While all this construction was going on, everything else that goes on at the farm, of course, kept buzzing along as usual. And just to keep us extra busy and entertained, we’ve had many guests and volunteers come to the farm over the summer, and that’s been quite wonderful. Unfortunately, we don’t have photos of all of our visitors, but you guys know who you are! I know you’re reading this.
Goats and cheese
This year, we have four milking does, with whose milk I’ve kept quite busy making cheese. When I didn’t have time or was away from the farm, Rodney was able to pick up the slack by making butter or feta. Most of our visitors have tried their hand at milking, and one time we even had a couple here who both grew up with goats. I didn’t have to show Bronwen and Carl anything, really, which was pretty neat.
With all this milk, I’ve finally been able to collect enough fresh milk to make hard cheese regularly.
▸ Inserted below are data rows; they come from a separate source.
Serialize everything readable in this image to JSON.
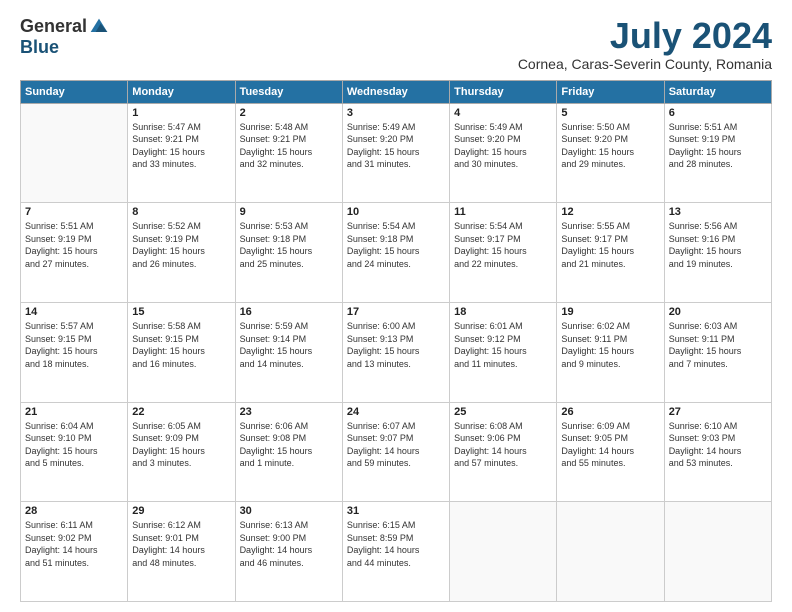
{
  "logo": {
    "general": "General",
    "blue": "Blue"
  },
  "title": "July 2024",
  "subtitle": "Cornea, Caras-Severin County, Romania",
  "days": [
    "Sunday",
    "Monday",
    "Tuesday",
    "Wednesday",
    "Thursday",
    "Friday",
    "Saturday"
  ],
  "weeks": [
    [
      {
        "date": "",
        "info": ""
      },
      {
        "date": "1",
        "info": "Sunrise: 5:47 AM\nSunset: 9:21 PM\nDaylight: 15 hours\nand 33 minutes."
      },
      {
        "date": "2",
        "info": "Sunrise: 5:48 AM\nSunset: 9:21 PM\nDaylight: 15 hours\nand 32 minutes."
      },
      {
        "date": "3",
        "info": "Sunrise: 5:49 AM\nSunset: 9:20 PM\nDaylight: 15 hours\nand 31 minutes."
      },
      {
        "date": "4",
        "info": "Sunrise: 5:49 AM\nSunset: 9:20 PM\nDaylight: 15 hours\nand 30 minutes."
      },
      {
        "date": "5",
        "info": "Sunrise: 5:50 AM\nSunset: 9:20 PM\nDaylight: 15 hours\nand 29 minutes."
      },
      {
        "date": "6",
        "info": "Sunrise: 5:51 AM\nSunset: 9:19 PM\nDaylight: 15 hours\nand 28 minutes."
      }
    ],
    [
      {
        "date": "7",
        "info": "Sunrise: 5:51 AM\nSunset: 9:19 PM\nDaylight: 15 hours\nand 27 minutes."
      },
      {
        "date": "8",
        "info": "Sunrise: 5:52 AM\nSunset: 9:19 PM\nDaylight: 15 hours\nand 26 minutes."
      },
      {
        "date": "9",
        "info": "Sunrise: 5:53 AM\nSunset: 9:18 PM\nDaylight: 15 hours\nand 25 minutes."
      },
      {
        "date": "10",
        "info": "Sunrise: 5:54 AM\nSunset: 9:18 PM\nDaylight: 15 hours\nand 24 minutes."
      },
      {
        "date": "11",
        "info": "Sunrise: 5:54 AM\nSunset: 9:17 PM\nDaylight: 15 hours\nand 22 minutes."
      },
      {
        "date": "12",
        "info": "Sunrise: 5:55 AM\nSunset: 9:17 PM\nDaylight: 15 hours\nand 21 minutes."
      },
      {
        "date": "13",
        "info": "Sunrise: 5:56 AM\nSunset: 9:16 PM\nDaylight: 15 hours\nand 19 minutes."
      }
    ],
    [
      {
        "date": "14",
        "info": "Sunrise: 5:57 AM\nSunset: 9:15 PM\nDaylight: 15 hours\nand 18 minutes."
      },
      {
        "date": "15",
        "info": "Sunrise: 5:58 AM\nSunset: 9:15 PM\nDaylight: 15 hours\nand 16 minutes."
      },
      {
        "date": "16",
        "info": "Sunrise: 5:59 AM\nSunset: 9:14 PM\nDaylight: 15 hours\nand 14 minutes."
      },
      {
        "date": "17",
        "info": "Sunrise: 6:00 AM\nSunset: 9:13 PM\nDaylight: 15 hours\nand 13 minutes."
      },
      {
        "date": "18",
        "info": "Sunrise: 6:01 AM\nSunset: 9:12 PM\nDaylight: 15 hours\nand 11 minutes."
      },
      {
        "date": "19",
        "info": "Sunrise: 6:02 AM\nSunset: 9:11 PM\nDaylight: 15 hours\nand 9 minutes."
      },
      {
        "date": "20",
        "info": "Sunrise: 6:03 AM\nSunset: 9:11 PM\nDaylight: 15 hours\nand 7 minutes."
      }
    ],
    [
      {
        "date": "21",
        "info": "Sunrise: 6:04 AM\nSunset: 9:10 PM\nDaylight: 15 hours\nand 5 minutes."
      },
      {
        "date": "22",
        "info": "Sunrise: 6:05 AM\nSunset: 9:09 PM\nDaylight: 15 hours\nand 3 minutes."
      },
      {
        "date": "23",
        "info": "Sunrise: 6:06 AM\nSunset: 9:08 PM\nDaylight: 15 hours\nand 1 minute."
      },
      {
        "date": "24",
        "info": "Sunrise: 6:07 AM\nSunset: 9:07 PM\nDaylight: 14 hours\nand 59 minutes."
      },
      {
        "date": "25",
        "info": "Sunrise: 6:08 AM\nSunset: 9:06 PM\nDaylight: 14 hours\nand 57 minutes."
      },
      {
        "date": "26",
        "info": "Sunrise: 6:09 AM\nSunset: 9:05 PM\nDaylight: 14 hours\nand 55 minutes."
      },
      {
        "date": "27",
        "info": "Sunrise: 6:10 AM\nSunset: 9:03 PM\nDaylight: 14 hours\nand 53 minutes."
      }
    ],
    [
      {
        "date": "28",
        "info": "Sunrise: 6:11 AM\nSunset: 9:02 PM\nDaylight: 14 hours\nand 51 minutes."
      },
      {
        "date": "29",
        "info": "Sunrise: 6:12 AM\nSunset: 9:01 PM\nDaylight: 14 hours\nand 48 minutes."
      },
      {
        "date": "30",
        "info": "Sunrise: 6:13 AM\nSunset: 9:00 PM\nDaylight: 14 hours\nand 46 minutes."
      },
      {
        "date": "31",
        "info": "Sunrise: 6:15 AM\nSunset: 8:59 PM\nDaylight: 14 hours\nand 44 minutes."
      },
      {
        "date": "",
        "info": ""
      },
      {
        "date": "",
        "info": ""
      },
      {
        "date": "",
        "info": ""
      }
    ]
  ]
}
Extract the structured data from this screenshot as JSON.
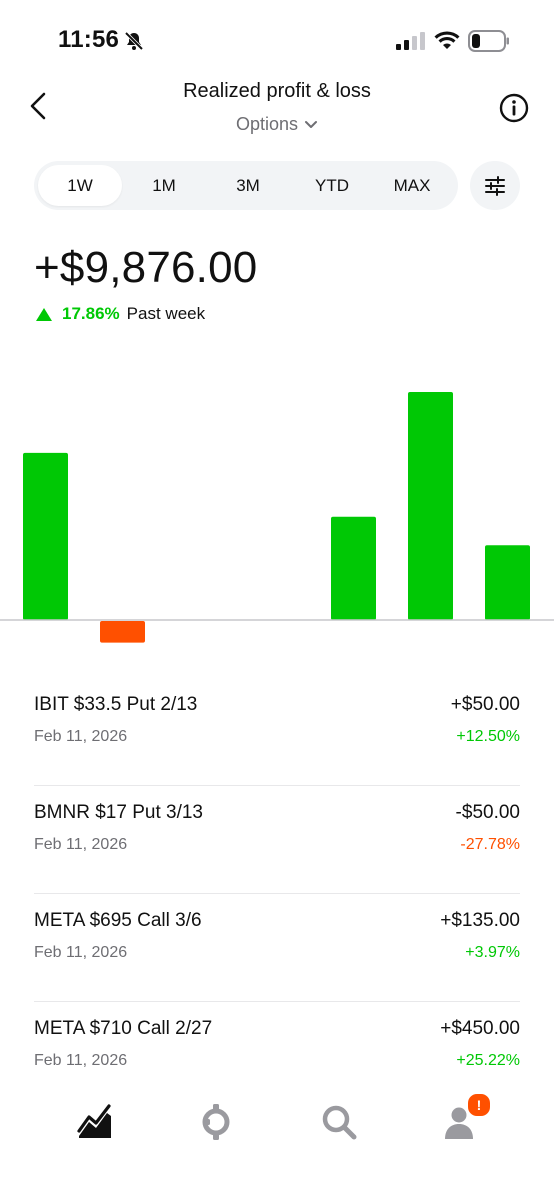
{
  "status_bar": {
    "time": "11:56"
  },
  "header": {
    "title": "Realized profit & loss",
    "subtitle": "Options"
  },
  "periods": [
    "1W",
    "1M",
    "3M",
    "YTD",
    "MAX"
  ],
  "active_period": "1W",
  "summary": {
    "total": "+$9,876.00",
    "change_pct": "17.86%",
    "change_label": "Past week"
  },
  "colors": {
    "gain": "#00c805",
    "loss": "#ff5000",
    "baseline": "#c7c7cc",
    "badge": "#ff5000"
  },
  "chart_data": {
    "type": "bar",
    "series": [
      {
        "values": [
          1700,
          -220,
          0,
          0,
          1050,
          2320,
          760
        ]
      }
    ],
    "baseline": 0,
    "grid": false
  },
  "transactions": [
    {
      "name": "IBIT $33.5 Put 2/13",
      "date": "Feb 11, 2026",
      "amount": "+$50.00",
      "pct": "+12.50%",
      "direction": "gain"
    },
    {
      "name": "BMNR $17 Put 3/13",
      "date": "Feb 11, 2026",
      "amount": "-$50.00",
      "pct": "-27.78%",
      "direction": "loss"
    },
    {
      "name": "META $695 Call 3/6",
      "date": "Feb 11, 2026",
      "amount": "+$135.00",
      "pct": "+3.97%",
      "direction": "gain"
    },
    {
      "name": "META $710 Call 2/27",
      "date": "Feb 11, 2026",
      "amount": "+$450.00",
      "pct": "+25.22%",
      "direction": "gain"
    }
  ],
  "nav": {
    "items": [
      "investing-chart-icon",
      "crypto-icon",
      "search-icon",
      "account-icon"
    ],
    "account_badge": "!"
  }
}
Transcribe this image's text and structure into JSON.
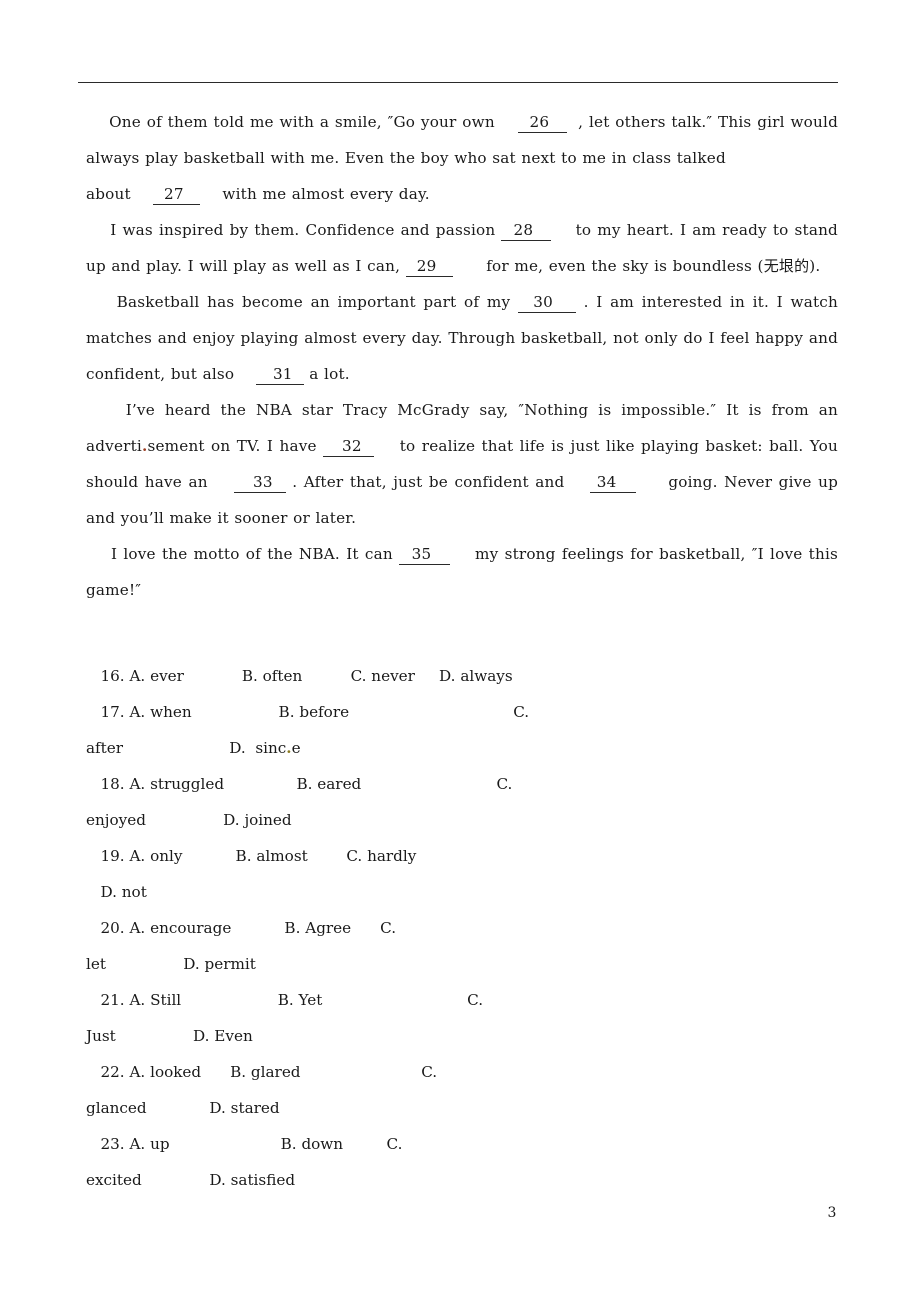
{
  "document": {
    "page_number": "3",
    "rule_color": "#2a2a2a"
  },
  "passage": {
    "paragraphs": [
      {
        "id": "p26",
        "text": "    One of them told me with a smile, \"Go your own    __26__   , let others talk.\" This girl would always play basketball with me. Even the boy who sat next to me in class talked\nabout    __27__     with me almost every day."
      },
      {
        "id": "p28",
        "text": "    I was inspired by them. Confidence and passion __28___    to my heart. I am ready to stand up and play. I will play as well as I can, __29___      for me, even the sky is boundless (无垠的)."
      },
      {
        "id": "p30",
        "text": "    Basketball has become an important part of my __30___ . I am interested in it. I watch matches and enjoy playing almost every day. Through basketball, not only do I feel happy and confident, but also    ___31__ a lot."
      },
      {
        "id": "p32",
        "text": "    I've heard the NBA star Tracy McGrady say, \"Nothing is impossible.\" It is from an advertisement on TV. I have ___32__    to realize that life is just like playing basket: ball. You should have an    ___33__ . After that, just be confident and    _34___     going. Never give up and you'll make it sooner or later."
      },
      {
        "id": "p35",
        "text": "    I love the motto of the NBA. It can __35___    my strong feelings for basketball, \"I love this game!\""
      }
    ]
  },
  "questions": [
    {
      "number": "16.",
      "options": [
        {
          "label": "A.",
          "text": "ever"
        },
        {
          "label": "B.",
          "text": "often"
        },
        {
          "label": "C.",
          "text": "never"
        },
        {
          "label": "D.",
          "text": "always"
        }
      ]
    },
    {
      "number": "17.",
      "options": [
        {
          "label": "A.",
          "text": "when"
        },
        {
          "label": "B.",
          "text": "before"
        },
        {
          "label": "C.",
          "text": "after"
        },
        {
          "label": "D.",
          "text": "since"
        }
      ]
    },
    {
      "number": "18.",
      "options": [
        {
          "label": "A.",
          "text": "struggled"
        },
        {
          "label": "B.",
          "text": "eared"
        },
        {
          "label": "C.",
          "text": "enjoyed"
        },
        {
          "label": "D.",
          "text": "joined"
        }
      ]
    },
    {
      "number": "19.",
      "options": [
        {
          "label": "A.",
          "text": "only"
        },
        {
          "label": "B.",
          "text": "almost"
        },
        {
          "label": "C.",
          "text": "hardly"
        },
        {
          "label": "D.",
          "text": "not"
        }
      ]
    },
    {
      "number": "20.",
      "options": [
        {
          "label": "A.",
          "text": "encourage"
        },
        {
          "label": "B.",
          "text": "Agree"
        },
        {
          "label": "C.",
          "text": "let"
        },
        {
          "label": "D.",
          "text": "permit"
        }
      ]
    },
    {
      "number": "21.",
      "options": [
        {
          "label": "A.",
          "text": "Still"
        },
        {
          "label": "B.",
          "text": "Yet"
        },
        {
          "label": "C.",
          "text": "Just"
        },
        {
          "label": "D.",
          "text": "Even"
        }
      ]
    },
    {
      "number": "22.",
      "options": [
        {
          "label": "A.",
          "text": "looked"
        },
        {
          "label": "B.",
          "text": "glared"
        },
        {
          "label": "C.",
          "text": "glanced"
        },
        {
          "label": "D.",
          "text": "stared"
        }
      ]
    },
    {
      "number": "23.",
      "options": [
        {
          "label": "A.",
          "text": "up"
        },
        {
          "label": "B.",
          "text": "down"
        },
        {
          "label": "C.",
          "text": "excited"
        },
        {
          "label": "D.",
          "text": "satisfied"
        }
      ]
    }
  ],
  "question_lines": [
    "   16. A. ever            B. often          C. never     D. always",
    "   17. A. when                  B. before                                  C.",
    "after                D. since",
    "   18. A. struggled               B. eared                            C.",
    "enjoyed                D. joined",
    "   19. A. only           B. almost        C. hardly",
    "   D. not",
    "   20. A. encourage           B. Agree      C.",
    "let                D. permit",
    "   21. A. Still                    B. Yet                              C.",
    "Just                D. Even",
    "   22. A. looked      B. glared                         C.",
    "glanced             D. stared",
    "   23. A. up                       B. down         C.",
    "excited              D. satisfied"
  ]
}
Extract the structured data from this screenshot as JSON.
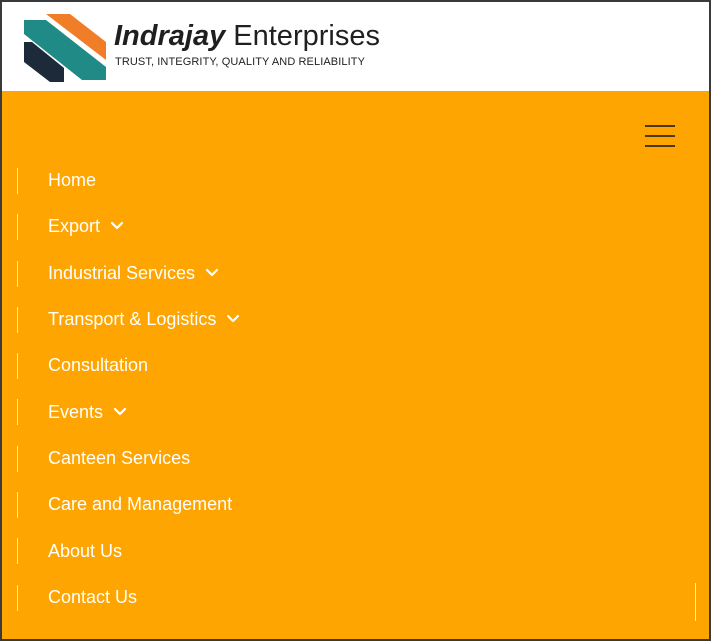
{
  "header": {
    "brand_strong": "Indrajay",
    "brand_light": "Enterprises",
    "tagline": "TRUST, INTEGRITY, QUALITY AND RELIABILITY",
    "logo_icon": "indrajay-logo-icon"
  },
  "colors": {
    "nav_background": "#fea501",
    "logo_teal": "#1f8a86",
    "logo_orange": "#f07d27",
    "logo_navy": "#1c2a3a",
    "menu_text": "#ffffff"
  },
  "nav": {
    "toggle_icon": "hamburger-menu-icon",
    "items": [
      {
        "label": "Home",
        "has_dropdown": false
      },
      {
        "label": "Export",
        "has_dropdown": true
      },
      {
        "label": "Industrial Services",
        "has_dropdown": true
      },
      {
        "label": "Transport & Logistics",
        "has_dropdown": true
      },
      {
        "label": "Consultation",
        "has_dropdown": false
      },
      {
        "label": "Events",
        "has_dropdown": true
      },
      {
        "label": "Canteen Services",
        "has_dropdown": false
      },
      {
        "label": "Care and Management",
        "has_dropdown": false
      },
      {
        "label": "About Us",
        "has_dropdown": false
      },
      {
        "label": "Contact Us",
        "has_dropdown": false
      }
    ]
  }
}
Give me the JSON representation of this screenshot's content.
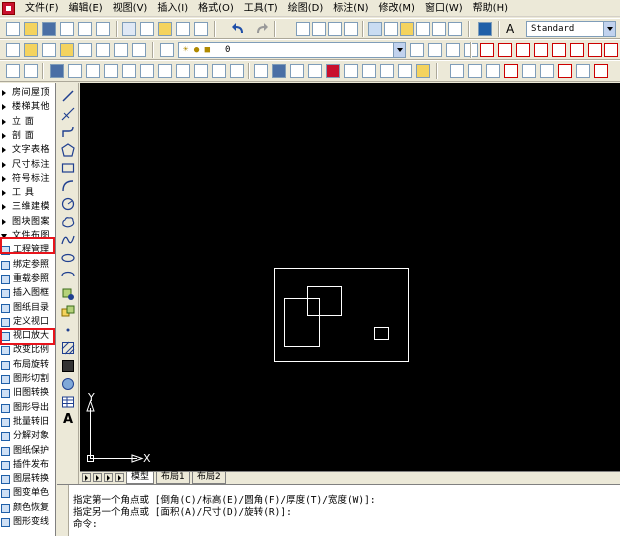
{
  "menu": [
    "文件(F)",
    "编辑(E)",
    "视图(V)",
    "插入(I)",
    "格式(O)",
    "工具(T)",
    "绘图(D)",
    "标注(N)",
    "修改(M)",
    "窗口(W)",
    "帮助(H)"
  ],
  "toolbar": {
    "text_style": "Standard",
    "layer_value": "0"
  },
  "palette": {
    "items": [
      {
        "label": "房间屋顶",
        "kind": "category"
      },
      {
        "label": "楼梯其他",
        "kind": "category"
      },
      {
        "label": "立    面",
        "kind": "category"
      },
      {
        "label": "剖    面",
        "kind": "category"
      },
      {
        "label": "文字表格",
        "kind": "category"
      },
      {
        "label": "尺寸标注",
        "kind": "category"
      },
      {
        "label": "符号标注",
        "kind": "category"
      },
      {
        "label": "工    具",
        "kind": "category"
      },
      {
        "label": "三维建模",
        "kind": "category"
      },
      {
        "label": "图块图案",
        "kind": "category"
      },
      {
        "label": "文件布图",
        "kind": "category-open"
      },
      {
        "label": "工程管理",
        "kind": "command"
      },
      {
        "label": "绑定参照",
        "kind": "command"
      },
      {
        "label": "重载参照",
        "kind": "command"
      },
      {
        "label": "插入图框",
        "kind": "command"
      },
      {
        "label": "图纸目录",
        "kind": "command"
      },
      {
        "label": "定义视口",
        "kind": "command"
      },
      {
        "label": "视口放大",
        "kind": "command"
      },
      {
        "label": "改变比例",
        "kind": "command"
      },
      {
        "label": "布局旋转",
        "kind": "command"
      },
      {
        "label": "图形切割",
        "kind": "command"
      },
      {
        "label": "旧图转换",
        "kind": "command"
      },
      {
        "label": "图形导出",
        "kind": "command"
      },
      {
        "label": "批量转旧",
        "kind": "command"
      },
      {
        "label": "分解对象",
        "kind": "command"
      },
      {
        "label": "图纸保护",
        "kind": "command"
      },
      {
        "label": "插件发布",
        "kind": "command"
      },
      {
        "label": "图层转换",
        "kind": "command"
      },
      {
        "label": "图变单色",
        "kind": "command"
      },
      {
        "label": "颜色恢复",
        "kind": "command"
      },
      {
        "label": "图形变线",
        "kind": "command"
      }
    ]
  },
  "canvas": {
    "ucs_x_label": "X",
    "ucs_y_label": "Y"
  },
  "tabs": [
    "模型",
    "布局1",
    "布局2"
  ],
  "command_lines": [
    "指定第一个角点或 [倒角(C)/标高(E)/圆角(F)/厚度(T)/宽度(W)]:",
    "指定另一个角点或 [面积(A)/尺寸(D)/旋转(R)]:",
    "命令:"
  ],
  "colors": {
    "highlight": "#e8141c",
    "canvas_bg": "#000000",
    "geometry": "#ffffff"
  }
}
So far I’ve tried making four different aged hard cheeses: a parmesan-like one, an alpine style, gouda, and lately, cheddar. Unfortunately, it’s a little early to be tasting them yet (they need a minimum of six months to a year), so I can’t tell you yet if I was successful. They’re mostly all waxed, and hanging out in the barn root cellar, the most consistently cool spot on the property. Fingers crossed!
You might be wondering what’s going on with those cute kid goats from the spring. In the interest of sparing you some emotional turmoil, let’s just say they’re all alive and well and hanging out in their separate pasture, getting nice and fat in preparation for their arctic vacation.
The zoo expands
Among the new arrivals on the farm this year is a very cute canine named Lafayette. Laurence got her earlier in the summer, and she’s a very friendly, if sometimes a little mischievous, puppy, who I probably shouldn’t be calling a puppy anymore.
We also have a new clutch of ducklings, which is great, because last year the hens must have been distracted and forgot to have kids.
And of course, the farm cats, Boodle and Meowkel, are alive and well, and as annoyingly affectionate as ever. (Okay, I’ll admit it, I love the rascals.)
The gardens produce
Once again we’ve had a pretty great growing season here. A little wetter than usual, sparing us the task of ever having to water the outside gardens (just the greenhouses). One of the great improvements to the farm this year was gravity-feed irrigation from Snow Lake! Adam played a big role in getting that set up. There were a couple hurdles, including meddling by beavers, but we got past them and managed to get decent pressure all the way to the greenhouses at the highest elevation.
We did manage to find time to do several weeks of the summer market, but halfway through the season, we found that it was just too overwhelming with everything else that was going on here. We ended up with a ton more summer squash than we needed, but whatever we couldn’t feed to the goats or our friends, we made some preserves with. As usual, the work of preserving the harvest has taken up a good chunk of late summer and fall.
Now, what’s summer without a little fun?
While we’ve been working pretty hard this past season, and indeed still are, there was still time for some of us to take some extra time to leave the farm and enjoy what this beautiful province has to offer. So here’s a very small, heavily biased sample of some of the adventures we got up to this summer. And breakfast time.
And of course, nothing like a good ol’ frame-raising, this time at our neighbours’ place, Sally & Howard.
See you again in… six months or so!